Collect all lines below with the string "Zobrazuji".

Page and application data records

=== Section Start ===

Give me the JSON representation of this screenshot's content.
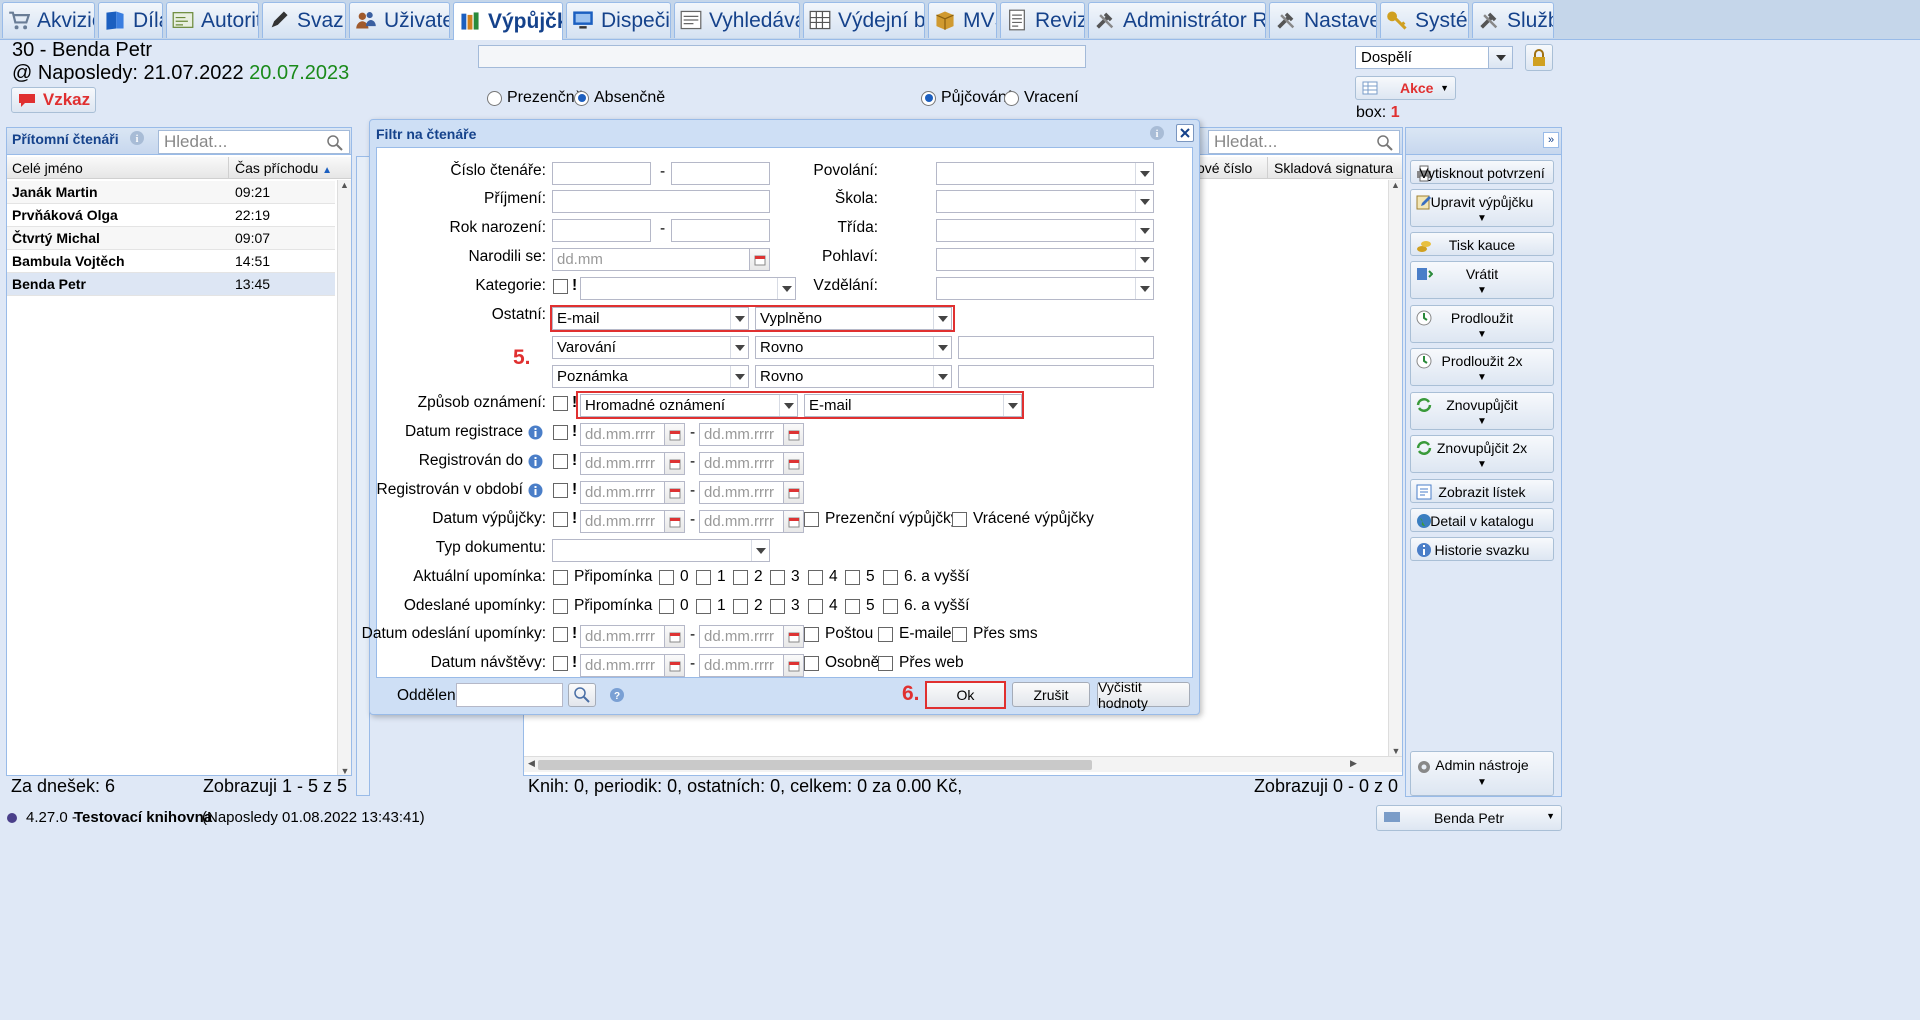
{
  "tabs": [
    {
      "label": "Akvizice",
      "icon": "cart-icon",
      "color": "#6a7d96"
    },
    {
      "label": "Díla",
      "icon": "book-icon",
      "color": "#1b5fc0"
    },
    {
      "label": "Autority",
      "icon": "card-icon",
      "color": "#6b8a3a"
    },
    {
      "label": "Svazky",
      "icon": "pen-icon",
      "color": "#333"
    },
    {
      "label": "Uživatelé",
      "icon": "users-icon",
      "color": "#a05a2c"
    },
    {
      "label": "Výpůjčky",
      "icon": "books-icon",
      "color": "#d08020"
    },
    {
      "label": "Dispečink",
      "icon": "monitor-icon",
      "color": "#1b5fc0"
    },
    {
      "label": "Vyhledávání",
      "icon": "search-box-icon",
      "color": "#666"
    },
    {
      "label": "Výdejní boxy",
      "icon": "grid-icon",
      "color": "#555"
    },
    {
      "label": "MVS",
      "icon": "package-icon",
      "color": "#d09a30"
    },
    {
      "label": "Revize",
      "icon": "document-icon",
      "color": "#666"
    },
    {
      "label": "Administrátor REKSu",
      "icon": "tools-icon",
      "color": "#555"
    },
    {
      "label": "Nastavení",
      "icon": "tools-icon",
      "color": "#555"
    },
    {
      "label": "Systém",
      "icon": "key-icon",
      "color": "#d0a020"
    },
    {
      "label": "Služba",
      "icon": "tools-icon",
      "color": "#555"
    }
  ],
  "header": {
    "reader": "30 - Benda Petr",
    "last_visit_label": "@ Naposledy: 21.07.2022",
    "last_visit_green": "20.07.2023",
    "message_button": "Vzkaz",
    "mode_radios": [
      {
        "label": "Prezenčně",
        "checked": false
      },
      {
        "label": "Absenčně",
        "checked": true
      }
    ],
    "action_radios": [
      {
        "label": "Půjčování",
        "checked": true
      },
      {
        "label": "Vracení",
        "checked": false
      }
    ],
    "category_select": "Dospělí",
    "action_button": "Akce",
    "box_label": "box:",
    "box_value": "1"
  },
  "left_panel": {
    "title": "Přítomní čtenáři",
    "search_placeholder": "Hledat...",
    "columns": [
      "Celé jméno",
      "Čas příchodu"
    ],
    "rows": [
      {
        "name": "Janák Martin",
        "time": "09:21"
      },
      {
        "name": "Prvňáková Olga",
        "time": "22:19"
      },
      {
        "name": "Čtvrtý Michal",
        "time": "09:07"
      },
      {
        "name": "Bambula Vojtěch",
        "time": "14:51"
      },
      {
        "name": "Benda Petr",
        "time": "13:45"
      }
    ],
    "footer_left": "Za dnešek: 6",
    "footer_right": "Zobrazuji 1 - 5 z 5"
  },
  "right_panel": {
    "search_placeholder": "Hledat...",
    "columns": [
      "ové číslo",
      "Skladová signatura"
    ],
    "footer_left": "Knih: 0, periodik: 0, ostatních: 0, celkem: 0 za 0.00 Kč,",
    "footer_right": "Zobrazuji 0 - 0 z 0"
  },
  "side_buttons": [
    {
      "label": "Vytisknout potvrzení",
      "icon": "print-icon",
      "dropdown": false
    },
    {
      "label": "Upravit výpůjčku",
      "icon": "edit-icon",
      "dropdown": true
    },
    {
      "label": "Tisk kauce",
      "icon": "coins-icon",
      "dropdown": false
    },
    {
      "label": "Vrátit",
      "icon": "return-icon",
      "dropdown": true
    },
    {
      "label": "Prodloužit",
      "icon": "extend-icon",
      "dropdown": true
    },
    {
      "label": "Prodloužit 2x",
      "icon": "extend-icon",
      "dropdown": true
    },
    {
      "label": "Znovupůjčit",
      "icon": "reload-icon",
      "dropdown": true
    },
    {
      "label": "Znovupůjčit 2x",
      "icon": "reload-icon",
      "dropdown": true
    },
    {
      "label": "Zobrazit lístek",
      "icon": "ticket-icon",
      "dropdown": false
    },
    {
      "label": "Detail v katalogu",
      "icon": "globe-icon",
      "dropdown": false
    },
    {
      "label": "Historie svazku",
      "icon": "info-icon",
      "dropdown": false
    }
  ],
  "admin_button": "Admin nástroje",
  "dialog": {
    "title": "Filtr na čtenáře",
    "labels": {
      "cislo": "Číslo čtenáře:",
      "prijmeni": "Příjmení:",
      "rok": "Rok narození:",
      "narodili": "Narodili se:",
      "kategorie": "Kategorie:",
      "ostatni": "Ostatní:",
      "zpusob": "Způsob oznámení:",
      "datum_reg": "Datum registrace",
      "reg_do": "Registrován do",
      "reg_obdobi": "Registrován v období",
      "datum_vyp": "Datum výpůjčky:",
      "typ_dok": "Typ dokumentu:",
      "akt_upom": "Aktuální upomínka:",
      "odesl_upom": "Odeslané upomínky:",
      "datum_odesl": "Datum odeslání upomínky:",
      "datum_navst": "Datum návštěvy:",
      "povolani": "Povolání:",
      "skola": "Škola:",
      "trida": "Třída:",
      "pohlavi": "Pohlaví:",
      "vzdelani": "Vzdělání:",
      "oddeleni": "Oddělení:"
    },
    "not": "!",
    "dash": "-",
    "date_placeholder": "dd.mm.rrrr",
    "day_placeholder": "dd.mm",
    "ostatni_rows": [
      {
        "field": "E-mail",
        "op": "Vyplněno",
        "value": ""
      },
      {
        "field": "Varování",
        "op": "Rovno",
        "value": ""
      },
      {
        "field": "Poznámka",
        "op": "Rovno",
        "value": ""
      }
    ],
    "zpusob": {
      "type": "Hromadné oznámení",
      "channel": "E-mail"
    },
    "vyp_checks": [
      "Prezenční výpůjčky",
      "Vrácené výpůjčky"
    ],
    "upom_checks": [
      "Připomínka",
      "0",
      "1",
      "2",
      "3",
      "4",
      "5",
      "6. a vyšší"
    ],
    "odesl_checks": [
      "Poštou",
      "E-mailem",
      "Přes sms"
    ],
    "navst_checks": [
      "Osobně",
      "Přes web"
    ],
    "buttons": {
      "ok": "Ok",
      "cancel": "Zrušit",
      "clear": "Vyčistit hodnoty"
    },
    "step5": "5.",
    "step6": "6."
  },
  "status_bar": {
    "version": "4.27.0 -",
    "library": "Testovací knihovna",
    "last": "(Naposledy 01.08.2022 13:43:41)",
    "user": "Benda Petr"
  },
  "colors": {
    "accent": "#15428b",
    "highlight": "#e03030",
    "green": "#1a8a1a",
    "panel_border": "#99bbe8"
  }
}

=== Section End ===

# Answer space
    "footer_right": "Zobrazuji 1 - 5 z 5"
    "footer_right": "Zobrazuji 0 - 0 z 0"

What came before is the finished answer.